It may have taken 15 years, but a wolverine has finally used a wildlife overpass to get across the deadly Trans-Canada Highway in Banff National Park.
As part of long-term highway crossing monitoring, a remote camera snapped the image of this highly elusive creature travelling across the Wolverine Overpass, just west of the Sunshine turnoff, late last year.
It was the first time a wolverine has ever been recorded using one of the multi-million dollar overpass structures, built to reduce wildlife mortality, help animals access critical habitat and keep populations connected.
“We’ve had wolverines using the underpasses before, but never an overpass, and any time a wolverine crosses the highway is big news,” said Trevor Kinley, a Parks Canada wildlife biologist.
“Every time we have one more structure they’re using it increases the chance we will see them crossing the highway enough that the populations on both sides will interbreed. We don’t want them isolated and inbred.”
Wolverines are rare, occur at low density, and move widely within very large home ranges. Because of this, it’s extremely challenging to gather information on their biology, distribution and abundance.
They are also highly sensitive to human disturbance, including transportation corridors like the Trans-Canada Highway, where noisy traffic buzzes by.
Highways pose significant challenges to wildlife by interrupting natural movement patterns, keeping animals from important habitat, causing genetic isolation, and by direct mortality from collisions with motor vehicles.
The first overpass crossing of the wolverine occurred Nov. 16 last year at 1:09 a.m. It is one of more than 200,000 crossings on overpasses and underpasses by wildlife, including grizzly and black bears, wolves and ungulates.
There have been nine previous crossings by wolverine at Banff underpasses – three crossings on the same day in 2005, one in 2008, three in 2010 and two in 2011.
Some of the underpass use has been in Phase 3B of the highway twinning project between Castle Mountain and Lake Louise, an area considered wolverine range in the Canadian Rockies.
Tony Clevenger, a Canmore-based research wildlife biologist in the Western Transportation Institute road ecology program at Montana State University, said it’s interesting to note that more than half of the 10 crossings have occurred in the last two years, suggesting use of the structures by wolverines is a learned behaviour.
“We don’t know a lot about wolverines, but we do know there’s a learning curve, which we’ve seen for grizzly bears and black bears as well,” he said.
“Perhaps this is what we’re seeing, that it’s an initiation of a learning curve, that they’re starting to figure out what these things are and starting to use them.”
Clevenger said 10 years ago he would have predicted wolverines would prefer to use overpasses, given they are extremely sensitive to human disturbance.
“They seem to use just about anything.

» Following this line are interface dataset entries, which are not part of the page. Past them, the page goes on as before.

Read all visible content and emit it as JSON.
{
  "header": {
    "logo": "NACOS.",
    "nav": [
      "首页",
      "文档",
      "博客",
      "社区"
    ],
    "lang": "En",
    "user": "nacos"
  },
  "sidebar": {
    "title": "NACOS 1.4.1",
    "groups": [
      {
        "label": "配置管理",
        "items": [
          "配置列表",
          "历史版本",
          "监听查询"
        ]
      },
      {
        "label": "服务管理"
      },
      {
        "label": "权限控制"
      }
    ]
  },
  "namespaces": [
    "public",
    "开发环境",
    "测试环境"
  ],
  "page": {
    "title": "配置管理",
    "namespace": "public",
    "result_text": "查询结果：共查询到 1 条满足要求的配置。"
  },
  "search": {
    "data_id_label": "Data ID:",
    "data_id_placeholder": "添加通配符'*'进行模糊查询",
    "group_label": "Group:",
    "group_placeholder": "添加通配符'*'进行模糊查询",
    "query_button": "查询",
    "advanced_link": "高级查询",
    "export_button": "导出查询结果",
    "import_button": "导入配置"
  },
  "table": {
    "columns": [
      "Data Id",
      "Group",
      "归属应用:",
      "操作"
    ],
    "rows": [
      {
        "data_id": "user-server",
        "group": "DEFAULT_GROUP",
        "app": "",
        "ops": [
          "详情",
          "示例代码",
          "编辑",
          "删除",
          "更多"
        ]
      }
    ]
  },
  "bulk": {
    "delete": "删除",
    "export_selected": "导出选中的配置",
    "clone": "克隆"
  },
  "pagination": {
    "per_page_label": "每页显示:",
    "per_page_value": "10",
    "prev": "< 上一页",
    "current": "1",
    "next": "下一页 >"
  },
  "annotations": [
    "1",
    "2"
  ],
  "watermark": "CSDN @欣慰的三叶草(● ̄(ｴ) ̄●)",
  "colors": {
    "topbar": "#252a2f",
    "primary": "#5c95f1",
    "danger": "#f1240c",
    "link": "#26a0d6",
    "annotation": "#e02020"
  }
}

Maybe it’s got something to do with their attitude; that nobody messes with them. It doesn’t seem to matter whether it’s a pipe or a big overpass. They just go through,” he said.
“Any time a wolverine crosses a highway is cause for celebration. Highways are fragmenters of habitat and any time you can get across is good for the species.”
Kinley said Parks Canada hopes the overpass crossing is the first of many to come by wolverines.
“It was pretty momentous to first see him on camera,” he said.